When asked about how the new GCSE would be seen by employers and universities outside Wales she said: "Wales has got the right to set its own educational agenda in very much the same way as Scotland does, and it will diverge from from England.

"What we have to make sure is that the value and the quality of the qualifications that Welsh students get are comparable to those in other parts of the UK and other parts of the world."

Prof Mary Gagen from the department of geography at Swansea University said: "We know our ways of working in the past, where subjects were in little boxes that weren't joined up, is part of the reason we are facing a climate emergency and the new curriculum is one way Wales is making sure future generations are equipped with the skills to support a green and prosperous future for all."

She said she knew from speaking to schools through the university's Science for Schools scheme that teachers had "a lot of anxiety" about the new curriculum.

"One of our teachers summed up their concerns as feeling like there is a big experiment going in Wales with the new curriculum and children's futures, they have real anxiety about that taking place alongside a pandemic they feel that what Welsh education needs right now is stability and investment," she said.
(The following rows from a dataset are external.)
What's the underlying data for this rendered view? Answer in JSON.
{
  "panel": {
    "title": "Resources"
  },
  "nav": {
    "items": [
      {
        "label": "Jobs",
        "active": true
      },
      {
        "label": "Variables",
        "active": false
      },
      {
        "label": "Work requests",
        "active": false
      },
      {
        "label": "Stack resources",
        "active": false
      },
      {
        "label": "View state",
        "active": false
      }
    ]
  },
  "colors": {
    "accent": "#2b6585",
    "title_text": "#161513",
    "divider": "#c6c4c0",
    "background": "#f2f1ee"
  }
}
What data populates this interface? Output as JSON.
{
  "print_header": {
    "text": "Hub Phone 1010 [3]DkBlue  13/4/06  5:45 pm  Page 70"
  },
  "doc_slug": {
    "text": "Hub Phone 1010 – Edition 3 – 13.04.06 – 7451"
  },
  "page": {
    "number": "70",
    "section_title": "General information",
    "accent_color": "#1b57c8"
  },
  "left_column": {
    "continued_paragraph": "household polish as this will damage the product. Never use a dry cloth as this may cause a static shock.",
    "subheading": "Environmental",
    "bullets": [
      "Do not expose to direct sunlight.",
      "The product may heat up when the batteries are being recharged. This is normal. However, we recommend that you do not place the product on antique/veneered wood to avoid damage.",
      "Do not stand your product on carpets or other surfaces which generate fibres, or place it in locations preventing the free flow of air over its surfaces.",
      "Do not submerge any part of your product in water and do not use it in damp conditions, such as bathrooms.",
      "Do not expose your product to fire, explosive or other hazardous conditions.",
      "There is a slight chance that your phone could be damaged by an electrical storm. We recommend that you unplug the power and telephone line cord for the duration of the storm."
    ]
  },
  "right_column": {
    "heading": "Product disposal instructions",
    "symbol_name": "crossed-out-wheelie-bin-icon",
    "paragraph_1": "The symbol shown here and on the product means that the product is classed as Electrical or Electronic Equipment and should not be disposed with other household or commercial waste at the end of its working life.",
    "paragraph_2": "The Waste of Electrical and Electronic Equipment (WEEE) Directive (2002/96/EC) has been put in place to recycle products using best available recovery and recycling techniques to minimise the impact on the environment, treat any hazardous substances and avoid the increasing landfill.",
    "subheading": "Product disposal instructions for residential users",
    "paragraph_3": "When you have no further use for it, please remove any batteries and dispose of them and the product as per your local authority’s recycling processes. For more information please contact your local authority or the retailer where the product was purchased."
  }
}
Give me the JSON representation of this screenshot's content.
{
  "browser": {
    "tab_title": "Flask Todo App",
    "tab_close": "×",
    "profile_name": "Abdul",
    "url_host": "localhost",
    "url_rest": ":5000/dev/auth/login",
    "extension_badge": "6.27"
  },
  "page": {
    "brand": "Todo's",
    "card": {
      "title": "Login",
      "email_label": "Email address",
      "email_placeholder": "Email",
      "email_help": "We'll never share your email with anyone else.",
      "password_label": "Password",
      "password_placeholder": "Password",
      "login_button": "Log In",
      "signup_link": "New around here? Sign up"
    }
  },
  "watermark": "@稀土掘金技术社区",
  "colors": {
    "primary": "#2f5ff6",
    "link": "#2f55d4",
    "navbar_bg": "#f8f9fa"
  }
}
The change to science is part of a major overhaul to education which will see separate English language and literature GCSEs merged and new GCSEs, including engineering and manufacturing and film and digital media, created.

The results of a public consultation were published in July.

The report that followed the consultation, produced for Qualifications Wales by Opinion Research Services, acknowledged that when asked about the plans for the new science GCE, there was a "fairly equal split in reactions" among the 355 people who responded - 42% were in favour and 40% were against.

A new double award will replace the existing science GCSEs, including the existing science double award

The new GCSE will include the key aspects of biology, chemistry and physics and make it clear how they link to each other, Qualifications Wales said.

It said it would work with stakeholders to agree the content and assessment of the new GCSE.

It is down to individual schools to decide which GCSEs are mandatory and which are optional so the new GCSE may not be compulsory in some schools.

Qualifications Wales said it was "still open to the possibility of developing other made-for-Wales qualifications to sit alongside the new GCSE science qualification".

Catrin Verrall, a senior qualifications manager at Qualifications Wales, said: "Around 20% of schools in Wales don't offer the separate science GCSEs in biology, chemistry and physics, and so this means that not all learners in Wales are currently given the same degree of choice about which science GCSE [they take]... so we're adopting a common GCSE offer for all learners in Wales and that would support greater equality of opportunity.

"We're also integrating subjects in some other areas, so maths and English as well, and the purpose of integrating subjects is to give learners and schools freedom to choose a mix of GCSEs that reflect the breadth and balance of the new curriculum."

She said universities have "indicated a clear preference for learners with a breadth of different learning and experiences".

She added: "These qualifications are a really exciting opportunity for us to really reimagine qualifications that are fit for the future and relevant and engaging for our young learners in Wales."

Share this article:

Related Articles: